The robbery took place in the hotel room of an American woman employee of Swiss bijoutier Chopard as she was out for the evening, police said.
A strongbox containing jewels was ripped out of the wardrobe and carried off, they said.
The public prosecutor for the Cannes region, Jean-Michel Cailliau, said the loss was estimated at $1.4 million dollars (one million euro).
But Chopard downplayed the reported value of the jewels and contradicted police reports that they were intended to be worn by stars at Cannes.
The heist occurred before 5:00 am (0300 GMT) at the Novotel hotel, which is located about 15 minutes from the festival venue, police said.
The Chopard employee was due to be interviewed by police later on Friday and investigators were trawling through footage from the city's security cameras to hunt for clues, they said.
Chopard is one of the official sponsors of the festival, and one of its stores, complete with its own red carpet, lies on the palm-fringed beachfront, just opposite the venue.
The jeweller redesigned the Palme d'Or trophy and each year lends out jewellery to stars for their walk up the red-carpeted steps at the Palais des Festivals.
The photo-calls are hugely valuable to makers of gowns and jewellery, providing media exposure around the world.
Actresses at this year's festival who have donned Chopard jewellery include Julianne Moore, Lana Del Rey, Cindy Crawford, China's Fan Bingbing and Spain's Blanca Suarez.
Chopard, though, issued a three-paragraph statement saying that it could not give many details because the incident was under investigation.
"We can only let you know that the value of the pieces stolen is far lower than the figures announced in the media," it said.
"The jewels stolen are not part of the collection of jewels that are worn by actresses during the Cannes Film Festival."
An official linked to the festival said the top award, the Golden Palm, was safe.

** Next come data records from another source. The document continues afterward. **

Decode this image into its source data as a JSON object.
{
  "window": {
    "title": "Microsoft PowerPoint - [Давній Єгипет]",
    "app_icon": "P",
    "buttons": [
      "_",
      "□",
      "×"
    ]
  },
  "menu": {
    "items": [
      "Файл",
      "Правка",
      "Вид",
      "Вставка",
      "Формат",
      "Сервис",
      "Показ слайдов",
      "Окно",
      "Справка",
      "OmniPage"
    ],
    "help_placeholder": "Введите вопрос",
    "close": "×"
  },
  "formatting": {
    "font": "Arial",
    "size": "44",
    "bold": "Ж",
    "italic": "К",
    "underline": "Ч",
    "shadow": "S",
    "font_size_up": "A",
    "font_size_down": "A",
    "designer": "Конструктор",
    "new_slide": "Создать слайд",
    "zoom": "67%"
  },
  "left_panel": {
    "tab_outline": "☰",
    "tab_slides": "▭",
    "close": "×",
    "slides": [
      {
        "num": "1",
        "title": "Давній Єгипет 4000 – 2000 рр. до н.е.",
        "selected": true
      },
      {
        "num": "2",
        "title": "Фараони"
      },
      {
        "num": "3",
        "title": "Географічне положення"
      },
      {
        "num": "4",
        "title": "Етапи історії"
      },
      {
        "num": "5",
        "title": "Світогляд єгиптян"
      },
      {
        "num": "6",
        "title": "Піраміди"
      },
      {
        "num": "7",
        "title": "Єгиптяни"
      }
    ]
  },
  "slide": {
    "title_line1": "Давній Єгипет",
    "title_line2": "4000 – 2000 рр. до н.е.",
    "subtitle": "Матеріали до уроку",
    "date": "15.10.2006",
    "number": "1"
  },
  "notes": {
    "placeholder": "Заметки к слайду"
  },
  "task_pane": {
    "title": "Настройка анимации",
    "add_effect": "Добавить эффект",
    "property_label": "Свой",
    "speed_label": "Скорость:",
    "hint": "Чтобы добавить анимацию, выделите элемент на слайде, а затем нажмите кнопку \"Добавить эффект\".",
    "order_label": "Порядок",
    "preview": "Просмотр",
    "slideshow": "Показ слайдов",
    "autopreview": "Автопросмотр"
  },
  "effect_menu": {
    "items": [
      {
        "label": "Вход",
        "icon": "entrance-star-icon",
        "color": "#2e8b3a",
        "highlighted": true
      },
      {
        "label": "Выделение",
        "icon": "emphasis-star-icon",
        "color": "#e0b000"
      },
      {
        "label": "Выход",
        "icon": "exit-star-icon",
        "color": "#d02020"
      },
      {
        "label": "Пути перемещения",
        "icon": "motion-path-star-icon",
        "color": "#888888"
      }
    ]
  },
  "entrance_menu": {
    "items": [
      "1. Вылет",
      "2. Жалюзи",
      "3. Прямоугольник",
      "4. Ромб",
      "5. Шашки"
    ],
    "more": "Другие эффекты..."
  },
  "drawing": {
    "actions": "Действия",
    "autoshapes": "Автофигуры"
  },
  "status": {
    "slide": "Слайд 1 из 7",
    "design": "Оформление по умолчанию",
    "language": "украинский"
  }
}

The Palme d'Or features 118 grammes (four ounces) of yellow gold, with a value of more than 20,000 euros ($26,000), set in a base of rock crystal.
The history of the trophy dates back to 1955 - by coincidence, the year that Alfred Hitchcock made "To Catch A Thief," about a gentleman robber and a jewel heist on the French Riviera.
And in another twist, the robbery took place shortly after the world premiere of "The Bling Ring," a true-to-life tale of a group of wealthy teenagers who burgle the homes of Hollywood celebrities.
Thefts do occur during the annual 12-day bash, but police said they had no knowledge of any loss as big as Friday's heist.
The Cannes Film Festival is ranked as the world's most prestigious movie showcase.
Famous for a backdrop of an azure-blue sea, luxury yachts and champagne parties, it lures thousands of actors, directors, producers and movie buyers.
As a result, security in the streets and hotels is very high.
Late Friday there was a scare on the Croisette seafront when a man fired twice in the air as he approached a temporary TV studio set up for special coverage of the film festival, police and witnesses said.
There was a brief moment of panic in the crowd around the seafront studio, but no-one was hurt as the gun was loaded with blanks and the suspected assailant, who also had a dummy grenade and a switchblade knife, was arrested.
Marcel Authier, in charge of public security in the local Alpes-Maritimes department, told AFP that the arrested individual was a 42-year-old man who was "someone mentally unstable".
Last year in Cannes, thieves made off with four watches worth 400,000 euros ($513,000) belonging to football stars Souleymane Diawara and Mamadou Niang who were in Cannes for the festival.
Three months before this year's festival, thieves made off with 150 watches, worth around a million euros ($1.3 million), from a luxury store on Cannes' seafront.